Thankfully, the problem has not gone unnoticed by one of the UK’s main angling organisations, the Angling Trust. Back in October, they started a campaign called Anglers Against Pollution, which aims to unite anglers in the fight against this pollution crisis via petitions, writing to their local Members of Parliament, wearing merchandise with the logo, and by joining and supporting the Angling Trust itself. In its own words on the matter: “The Angling Trust has been campaigning for cleaner waterways since 1948 and through our new campaign, Anglers Against Pollution, seeks to give anglers a voice in the fight for a better future for our environment by holding the Government to account for its promises, its actions and its responsibilities.

“Our waterways are suffocating from all forms of pollution – from agricultural runoff to plastics, chemical pesticides to raw sewage – time is no longer a luxury we can afford in the fight for a cleaner tomorrow for our environment, our fish and our sport.”

This campaign has been relatively well picked up by the UK fishing public – frankly, anyone who sees the result of the Environment Agency survey would feel compelled to do something. It has also been supported by another UK body, Salmon and Trout Conservation, which purports to look after the interests of wild fish. Its Head of Science and Policy, Dr Janina Gray, described the overall situation as ‘depressing’. 

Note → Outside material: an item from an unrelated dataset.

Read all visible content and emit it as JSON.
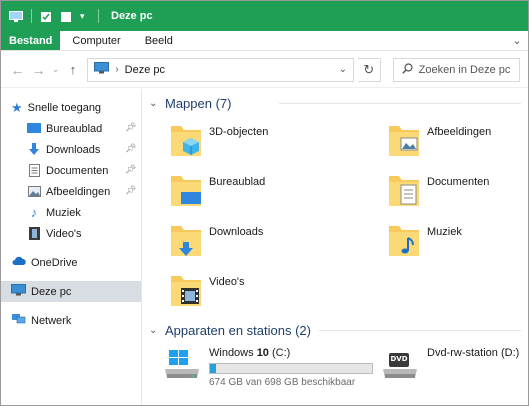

The River Dove runs through central England home to grayling and wild Brown trout.

Gray is not wrong. We all know what’s happening is wrong, which is why it’s utterly crazy that it’s even happening. Like most things in a similar vein (hello, climate change), we are very good as a species at joining ‘team ostrich’ and burying our heads in the sand because it won’t change the world we wake up to tomorrow. But that short-termism has to end. Ignore a problem for enough tomorrows, and it becomes a permanent problem of today. As an industry that thrives on the health of waterways and fisheries, we simply have to support these kinds of initiatives. Even if that is just sharing the cause and raising awareness – that’s the very least we can do. We have a problem here that the Environment Agency is underfunded by the Government, and many of these pollution sources are out of our control, but we have to take some kind of a stand. Whether that’s by lobbying Government, putting money into campaigns or raising awareness.

The American comparison

Imagine the Cuyahoga River in Ohio – a river that has been so plagued with pollution problems, its condition led to the creation of the Environmental Protection Agency. In 1969, the Cuyahoga famously burst into flame due to extraordinarily high levels of pollution. Now, imagine a level of pollution not too far away from this (if things carry on unchecked), throughout an entire country.

It doesn’t even bear thinking about. Movements are beginning to try and reverse this potential pollution nightmare, but are they enough? I don’t know. All I can say is that we—as an industry—have a huge responsibility to stay aware of issues of like this and throw as much of our money, weight, and power at them as we can. It is our responsibility as businesses that make money from a hobby in the outdoors.

If we do not, the rivers I have etched in my fond memory bank could become a thing that exist only in the past.